Putting labels like a "Quad-A” player can be harmful for fantasy purposes since some players experience late age breakouts. It can be parts of their skill set emerging later in their development or as simple as a pathway to playing time. It's too early to buy into a full fledged breakout by Rafael Ortega, but he's assured of playing time over the last two months of the season and producing intriguing numbers for the Cubs. One recalls Whit Merrifield being promoted during his Age-27 season by the Royals. He hit .283 with two home runs and eight stolen bases over 81 games but many overlooked him in 2017 drafts due to his age. He led the American League in stolen bases with 34 and slashed .288/.324/.460.
Prior to Merrifield getting his chance he owned a .290/.336/.420 slash at Triple-A over four seasons in 289 games and 1,280 plate appearances with 19 home runs along with 64 stolen bases. For reference, Ortega's in his Age-30 season but receiving full-time at-bats for the first time in his career in the majors. Here's his last four seasons at Triple-A along with his career rates at the level:
Comparing one player to another comes with inherent risk, since no two paths will be the same. It's worth noting the power spike Ortega displayed while with Atlanta's Triple-A team in 2019 which carried over to the majors this year. Armed with on-base skills illustrated by his career .368 rate at Triple-A, he's settled in at lead-off for the post trade Cubs and assured of playing time until the end of the season.
It remains to be seen if his 2021 campaign ends up as a breakout during his major league career, but for this year, it's in full effect. Through 58 games he's logged 155 plate appearances with 18 runs, six home runs, 16 RBI, seven stolen bases and a .331/.383/.521 slash line. He owns a 7.1 walk rate with a 24.5 strikeout percentage and an unsustainable .481 batting average on balls in play (BABIP). Speaking to his on-base skills, his .387 weighted on-base average (wOBA) stands out though some regression could be pending.
Over the last 30 days, he's among the league leaders in home runs (4) and stolen bases (5) in 85 plate appearances spanning 25 contests. Only Bryce Harper, Cedric Mullins and José Ramírez accrued at least four home runs with five stolen bases in this time frame. Pretty good company. Ortega's also slashing .410/.459/.654 in these 25 games with a .244 isolated power, 8.2 walk percentage, 24.7 strikeout rate and an even higher .528 BABIP. So yes, he's on fire right now. But, for how long? This remains the $64,000 question.
When diving into his Statcast data and starting with his rolling expected wOBA chart, here's how it looks using every 10 plate appearances from this season as the factor:
Some ups and downs displaying a potential streaky side to his data accumulation, but he's carried over his ability of being on base to the majors. Ortega's produced 105 batted ball events this year with eight barrels (7.6 percent), a robust 46.7 sweet spot percentage and a 41.9 hard hit rate. Even in his limited samples in the majors during 2018 and 2019, he generated line drive rates over 28 percent in each. This year, he owns a 32.4 ground ball rate, a 27.6 fly ball percent and 32.4 line drive percentage fueling his current batting average.

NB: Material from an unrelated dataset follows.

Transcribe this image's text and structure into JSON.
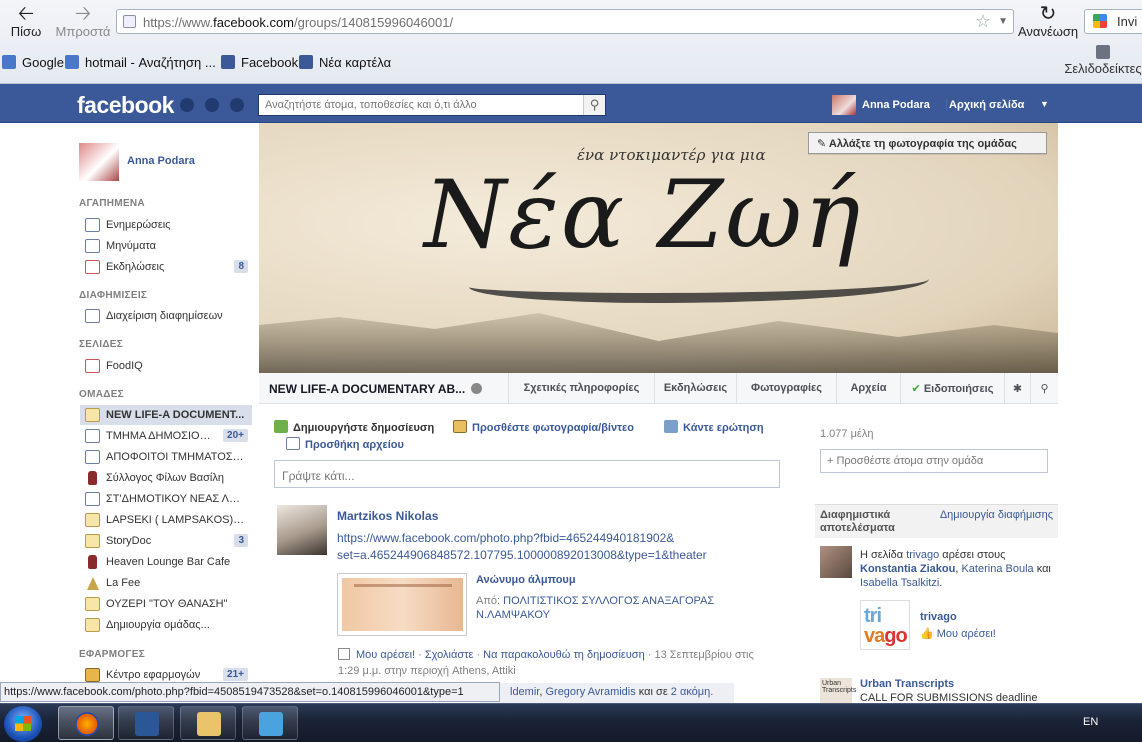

Recalling Statcast uses quality of contact when providing its expected statistics, Ortega possesses a .305 expected batting average, a .453 expected slugging and a .355 expected wOBA, 32 points below his actual. So, fantasy players should plan on some migration to the mean, but by no means a collapse. Here's his zone profile this year:
When he hits for power, it's to his pull side, which remains a common trait but Ortega's also willing to hit to the opposite field evidenced by his spray chart this season:
Predicting how he finishes remains a mystery. Weighing his enticing .448 expected on-base average on contact (xwOBAcon) and the BABIP over .400, he has to cool off right? How much regression occurs as the league adjusts to him will factor in if Ortega gets another chance in 2022 and how fantasy players view him going forward. Due to his limited time in the majors, the projection systems will dial him back to past results at this level. Take a look at his rest-of-the-season numbers from Fangraphs:
Forward thinking fantasy enthusiasts will key on his walk and strikeout rates the remainder of the season and if he continues hitting for power while producing stolen bases. He's on track for double digits in each category despite his limited time with the Cubs this year. Right now, ride the heater and track closely how Ortega adjusts through October. There's going to be peaks and valleys illustrated in his rolling wOBA chart, but mining runs, home runs and RBI until the end of 2021 could prove profitable for those taking a shot on a potential late age breakout. There's not much to lose at this point, and precious spots in counting categories to be gained.
THE BAT and THE BAT X courtesy of Derek Carty
ZiPS courtesy of Dan Szymborski